───── Information given ─────

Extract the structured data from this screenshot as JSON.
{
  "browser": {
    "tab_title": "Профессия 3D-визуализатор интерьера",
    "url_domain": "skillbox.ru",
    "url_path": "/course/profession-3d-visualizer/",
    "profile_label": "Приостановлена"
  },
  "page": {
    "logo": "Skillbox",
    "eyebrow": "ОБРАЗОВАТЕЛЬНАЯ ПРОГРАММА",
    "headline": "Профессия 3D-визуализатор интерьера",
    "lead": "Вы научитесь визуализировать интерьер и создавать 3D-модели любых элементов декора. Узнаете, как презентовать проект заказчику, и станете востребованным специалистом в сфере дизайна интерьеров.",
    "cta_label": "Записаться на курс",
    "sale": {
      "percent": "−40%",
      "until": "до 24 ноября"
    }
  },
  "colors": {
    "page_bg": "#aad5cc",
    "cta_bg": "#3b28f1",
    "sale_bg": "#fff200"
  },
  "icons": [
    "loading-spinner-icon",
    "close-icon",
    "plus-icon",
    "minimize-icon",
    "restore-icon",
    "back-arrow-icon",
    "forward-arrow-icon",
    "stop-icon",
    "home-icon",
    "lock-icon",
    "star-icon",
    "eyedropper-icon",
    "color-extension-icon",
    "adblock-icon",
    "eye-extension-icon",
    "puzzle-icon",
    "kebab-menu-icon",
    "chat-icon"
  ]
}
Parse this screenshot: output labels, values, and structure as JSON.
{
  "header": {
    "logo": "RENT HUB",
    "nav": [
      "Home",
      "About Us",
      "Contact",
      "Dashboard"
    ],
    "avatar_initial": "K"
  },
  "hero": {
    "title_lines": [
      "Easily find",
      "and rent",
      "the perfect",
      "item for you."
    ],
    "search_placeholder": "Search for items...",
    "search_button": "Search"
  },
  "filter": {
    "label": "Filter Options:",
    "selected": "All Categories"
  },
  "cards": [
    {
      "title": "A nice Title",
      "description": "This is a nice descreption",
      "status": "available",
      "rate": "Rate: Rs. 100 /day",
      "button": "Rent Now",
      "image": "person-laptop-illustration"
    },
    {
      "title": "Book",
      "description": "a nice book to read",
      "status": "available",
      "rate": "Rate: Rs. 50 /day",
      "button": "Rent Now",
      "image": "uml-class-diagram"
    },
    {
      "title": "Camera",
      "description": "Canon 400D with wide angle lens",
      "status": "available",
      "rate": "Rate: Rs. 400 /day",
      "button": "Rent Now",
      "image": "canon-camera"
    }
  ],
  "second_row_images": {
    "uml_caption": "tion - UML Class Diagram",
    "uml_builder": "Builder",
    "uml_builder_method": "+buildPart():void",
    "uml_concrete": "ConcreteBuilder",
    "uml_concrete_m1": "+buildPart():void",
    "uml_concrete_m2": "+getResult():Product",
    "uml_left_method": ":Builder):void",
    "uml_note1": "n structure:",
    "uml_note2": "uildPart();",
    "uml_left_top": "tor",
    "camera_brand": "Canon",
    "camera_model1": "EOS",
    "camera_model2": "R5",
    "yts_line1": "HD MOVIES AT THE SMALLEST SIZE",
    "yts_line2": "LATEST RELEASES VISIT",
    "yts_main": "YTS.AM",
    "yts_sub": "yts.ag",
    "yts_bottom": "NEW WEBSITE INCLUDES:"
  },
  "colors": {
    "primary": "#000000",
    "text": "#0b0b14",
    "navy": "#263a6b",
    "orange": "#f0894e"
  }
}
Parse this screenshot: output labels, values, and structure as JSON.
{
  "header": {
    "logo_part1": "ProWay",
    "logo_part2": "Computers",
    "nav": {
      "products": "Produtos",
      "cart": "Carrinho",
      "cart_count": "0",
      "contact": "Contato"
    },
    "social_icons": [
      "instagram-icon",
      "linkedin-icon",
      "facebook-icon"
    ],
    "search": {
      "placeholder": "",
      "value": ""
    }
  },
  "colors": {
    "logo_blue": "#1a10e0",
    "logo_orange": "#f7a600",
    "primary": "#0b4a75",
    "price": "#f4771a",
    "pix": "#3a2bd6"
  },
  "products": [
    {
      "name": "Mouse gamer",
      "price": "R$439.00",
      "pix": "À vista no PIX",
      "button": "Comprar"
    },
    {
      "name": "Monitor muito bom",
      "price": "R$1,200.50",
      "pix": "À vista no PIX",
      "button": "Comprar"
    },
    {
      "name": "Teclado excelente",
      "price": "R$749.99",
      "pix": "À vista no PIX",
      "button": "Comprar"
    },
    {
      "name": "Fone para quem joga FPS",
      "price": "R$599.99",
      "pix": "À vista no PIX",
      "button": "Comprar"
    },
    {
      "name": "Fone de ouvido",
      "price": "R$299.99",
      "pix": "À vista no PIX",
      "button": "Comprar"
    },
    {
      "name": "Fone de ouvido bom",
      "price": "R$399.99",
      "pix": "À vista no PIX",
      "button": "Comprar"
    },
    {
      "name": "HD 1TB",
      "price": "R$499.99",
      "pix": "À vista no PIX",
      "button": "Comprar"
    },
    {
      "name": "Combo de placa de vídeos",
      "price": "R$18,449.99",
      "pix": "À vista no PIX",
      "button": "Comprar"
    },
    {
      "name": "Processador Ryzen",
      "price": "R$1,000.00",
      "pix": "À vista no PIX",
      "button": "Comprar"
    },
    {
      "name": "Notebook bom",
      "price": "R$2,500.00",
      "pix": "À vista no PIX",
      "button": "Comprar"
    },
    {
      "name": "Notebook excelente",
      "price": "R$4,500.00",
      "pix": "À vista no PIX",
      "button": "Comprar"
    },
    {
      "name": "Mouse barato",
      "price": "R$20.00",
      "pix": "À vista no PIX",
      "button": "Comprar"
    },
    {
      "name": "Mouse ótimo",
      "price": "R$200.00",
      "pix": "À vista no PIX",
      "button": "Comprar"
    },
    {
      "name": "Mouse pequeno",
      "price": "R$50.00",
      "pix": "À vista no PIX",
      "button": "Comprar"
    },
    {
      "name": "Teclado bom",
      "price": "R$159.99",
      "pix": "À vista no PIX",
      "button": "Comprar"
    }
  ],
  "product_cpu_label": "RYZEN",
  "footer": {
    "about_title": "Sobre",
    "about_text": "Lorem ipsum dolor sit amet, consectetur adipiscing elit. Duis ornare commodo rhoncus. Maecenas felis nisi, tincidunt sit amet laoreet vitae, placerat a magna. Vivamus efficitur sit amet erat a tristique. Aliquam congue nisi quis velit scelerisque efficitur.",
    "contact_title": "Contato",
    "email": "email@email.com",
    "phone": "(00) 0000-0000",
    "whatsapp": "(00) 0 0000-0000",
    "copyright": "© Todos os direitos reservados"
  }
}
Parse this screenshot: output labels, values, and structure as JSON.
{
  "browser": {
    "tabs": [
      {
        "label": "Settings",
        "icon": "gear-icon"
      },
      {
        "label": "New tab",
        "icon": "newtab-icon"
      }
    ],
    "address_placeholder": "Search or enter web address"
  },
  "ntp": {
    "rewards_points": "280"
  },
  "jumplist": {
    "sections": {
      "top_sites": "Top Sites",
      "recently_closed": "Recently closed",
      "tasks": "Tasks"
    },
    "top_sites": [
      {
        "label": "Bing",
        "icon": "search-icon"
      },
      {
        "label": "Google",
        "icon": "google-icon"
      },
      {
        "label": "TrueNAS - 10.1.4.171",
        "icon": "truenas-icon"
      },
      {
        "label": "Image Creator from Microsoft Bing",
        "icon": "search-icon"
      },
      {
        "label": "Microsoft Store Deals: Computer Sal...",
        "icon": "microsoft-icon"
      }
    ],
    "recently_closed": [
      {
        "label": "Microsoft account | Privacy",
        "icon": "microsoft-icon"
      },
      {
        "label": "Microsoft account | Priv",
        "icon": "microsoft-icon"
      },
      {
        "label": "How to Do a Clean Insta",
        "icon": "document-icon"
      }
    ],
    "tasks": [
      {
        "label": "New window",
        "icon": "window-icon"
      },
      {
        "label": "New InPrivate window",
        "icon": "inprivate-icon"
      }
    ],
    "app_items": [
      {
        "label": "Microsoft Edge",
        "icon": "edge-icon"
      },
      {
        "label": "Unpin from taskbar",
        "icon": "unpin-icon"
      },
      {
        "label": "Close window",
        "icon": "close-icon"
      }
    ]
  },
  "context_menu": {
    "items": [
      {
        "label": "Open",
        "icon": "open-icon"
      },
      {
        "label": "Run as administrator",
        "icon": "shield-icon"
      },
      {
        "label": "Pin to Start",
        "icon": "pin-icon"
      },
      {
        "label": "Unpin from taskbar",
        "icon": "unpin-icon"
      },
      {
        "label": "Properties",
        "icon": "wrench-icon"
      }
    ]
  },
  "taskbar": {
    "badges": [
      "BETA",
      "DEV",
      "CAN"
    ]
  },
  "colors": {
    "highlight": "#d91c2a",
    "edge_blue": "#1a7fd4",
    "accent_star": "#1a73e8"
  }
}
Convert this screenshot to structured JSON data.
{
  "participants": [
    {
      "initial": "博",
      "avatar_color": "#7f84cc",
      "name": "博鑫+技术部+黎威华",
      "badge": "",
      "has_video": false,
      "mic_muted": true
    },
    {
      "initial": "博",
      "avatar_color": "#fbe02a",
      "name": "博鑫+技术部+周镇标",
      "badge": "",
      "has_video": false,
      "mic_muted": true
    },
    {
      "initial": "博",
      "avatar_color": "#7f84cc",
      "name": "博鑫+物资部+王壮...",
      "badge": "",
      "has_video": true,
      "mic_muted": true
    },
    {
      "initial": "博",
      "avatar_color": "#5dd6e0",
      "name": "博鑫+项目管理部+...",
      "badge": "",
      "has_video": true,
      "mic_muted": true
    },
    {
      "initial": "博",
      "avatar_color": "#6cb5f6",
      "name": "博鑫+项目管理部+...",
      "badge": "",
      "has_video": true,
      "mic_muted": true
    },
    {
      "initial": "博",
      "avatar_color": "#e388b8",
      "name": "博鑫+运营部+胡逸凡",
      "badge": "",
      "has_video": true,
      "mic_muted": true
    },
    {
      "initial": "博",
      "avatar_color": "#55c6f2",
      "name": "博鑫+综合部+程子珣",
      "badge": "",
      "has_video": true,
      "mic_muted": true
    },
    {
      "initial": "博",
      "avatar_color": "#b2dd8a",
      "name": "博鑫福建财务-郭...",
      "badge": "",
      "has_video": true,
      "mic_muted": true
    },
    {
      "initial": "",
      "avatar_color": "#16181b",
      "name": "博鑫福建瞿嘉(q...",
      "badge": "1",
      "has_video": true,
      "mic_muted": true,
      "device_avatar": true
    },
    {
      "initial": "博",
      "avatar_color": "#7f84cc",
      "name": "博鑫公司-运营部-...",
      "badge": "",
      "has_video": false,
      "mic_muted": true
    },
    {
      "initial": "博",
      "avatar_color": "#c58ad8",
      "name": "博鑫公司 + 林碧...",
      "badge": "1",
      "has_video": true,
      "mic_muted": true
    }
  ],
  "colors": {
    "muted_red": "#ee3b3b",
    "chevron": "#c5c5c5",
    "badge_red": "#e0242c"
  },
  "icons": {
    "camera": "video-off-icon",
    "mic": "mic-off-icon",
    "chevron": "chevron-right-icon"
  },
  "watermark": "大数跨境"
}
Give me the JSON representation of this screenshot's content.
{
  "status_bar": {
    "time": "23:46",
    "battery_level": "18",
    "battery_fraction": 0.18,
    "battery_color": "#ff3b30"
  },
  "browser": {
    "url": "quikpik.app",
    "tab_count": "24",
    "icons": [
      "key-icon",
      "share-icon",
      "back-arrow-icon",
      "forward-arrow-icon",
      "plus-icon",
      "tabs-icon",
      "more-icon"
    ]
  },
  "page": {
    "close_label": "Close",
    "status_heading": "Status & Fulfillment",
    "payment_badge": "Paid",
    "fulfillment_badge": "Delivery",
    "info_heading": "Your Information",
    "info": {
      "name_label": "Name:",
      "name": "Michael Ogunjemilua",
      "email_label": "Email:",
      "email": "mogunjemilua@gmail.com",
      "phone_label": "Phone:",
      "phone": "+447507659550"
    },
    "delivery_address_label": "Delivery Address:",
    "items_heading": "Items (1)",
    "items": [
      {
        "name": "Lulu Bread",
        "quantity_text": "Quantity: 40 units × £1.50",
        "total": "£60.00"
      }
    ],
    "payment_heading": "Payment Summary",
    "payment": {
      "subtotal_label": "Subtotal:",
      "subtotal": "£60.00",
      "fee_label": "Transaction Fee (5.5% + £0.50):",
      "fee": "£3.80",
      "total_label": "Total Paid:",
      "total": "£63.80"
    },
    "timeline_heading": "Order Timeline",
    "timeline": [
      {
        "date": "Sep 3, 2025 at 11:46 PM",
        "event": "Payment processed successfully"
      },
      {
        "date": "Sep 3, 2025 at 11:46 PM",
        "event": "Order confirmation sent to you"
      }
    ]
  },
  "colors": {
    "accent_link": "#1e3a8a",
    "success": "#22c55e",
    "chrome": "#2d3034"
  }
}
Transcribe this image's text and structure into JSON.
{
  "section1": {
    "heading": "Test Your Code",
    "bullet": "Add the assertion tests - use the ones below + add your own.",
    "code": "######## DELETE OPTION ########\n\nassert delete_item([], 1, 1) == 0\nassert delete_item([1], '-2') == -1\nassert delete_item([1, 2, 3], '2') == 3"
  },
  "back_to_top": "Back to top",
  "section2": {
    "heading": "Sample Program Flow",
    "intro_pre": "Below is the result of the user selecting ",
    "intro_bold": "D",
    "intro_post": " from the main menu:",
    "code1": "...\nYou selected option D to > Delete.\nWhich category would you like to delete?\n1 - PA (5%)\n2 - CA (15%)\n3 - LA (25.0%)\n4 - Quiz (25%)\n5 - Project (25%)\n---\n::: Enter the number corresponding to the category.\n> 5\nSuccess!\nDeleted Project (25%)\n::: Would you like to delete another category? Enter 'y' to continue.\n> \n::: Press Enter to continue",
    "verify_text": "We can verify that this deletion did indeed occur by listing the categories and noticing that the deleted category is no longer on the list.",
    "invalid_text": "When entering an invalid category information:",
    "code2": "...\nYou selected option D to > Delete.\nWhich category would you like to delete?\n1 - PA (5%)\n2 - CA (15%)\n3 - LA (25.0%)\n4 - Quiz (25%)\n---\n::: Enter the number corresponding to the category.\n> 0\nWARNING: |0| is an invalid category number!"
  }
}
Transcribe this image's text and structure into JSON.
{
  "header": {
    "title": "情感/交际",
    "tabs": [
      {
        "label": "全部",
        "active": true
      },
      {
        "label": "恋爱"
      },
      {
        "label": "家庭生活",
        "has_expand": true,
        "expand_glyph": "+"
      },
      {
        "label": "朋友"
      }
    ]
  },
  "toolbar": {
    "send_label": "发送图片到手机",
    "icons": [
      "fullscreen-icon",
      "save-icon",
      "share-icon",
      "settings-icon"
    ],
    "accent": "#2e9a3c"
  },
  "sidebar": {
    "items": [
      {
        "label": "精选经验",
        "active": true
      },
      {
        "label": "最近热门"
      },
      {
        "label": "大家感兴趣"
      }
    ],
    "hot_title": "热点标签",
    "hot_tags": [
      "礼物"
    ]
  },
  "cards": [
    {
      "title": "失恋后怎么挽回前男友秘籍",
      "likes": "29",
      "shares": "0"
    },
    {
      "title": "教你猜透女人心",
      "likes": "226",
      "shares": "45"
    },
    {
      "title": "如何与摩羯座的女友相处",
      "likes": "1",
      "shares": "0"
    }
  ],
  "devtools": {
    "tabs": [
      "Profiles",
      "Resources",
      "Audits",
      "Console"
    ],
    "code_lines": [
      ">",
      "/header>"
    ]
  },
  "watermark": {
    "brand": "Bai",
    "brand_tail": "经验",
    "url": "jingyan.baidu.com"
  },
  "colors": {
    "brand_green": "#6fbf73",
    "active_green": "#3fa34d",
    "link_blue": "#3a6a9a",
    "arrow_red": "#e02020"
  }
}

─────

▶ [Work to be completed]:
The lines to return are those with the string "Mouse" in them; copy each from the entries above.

▶ [Expected answer]:
      "name": "Mouse gamer",
      "name": "Mouse barato",
      "name": "Mouse ótimo",
      "name": "Mouse pequeno",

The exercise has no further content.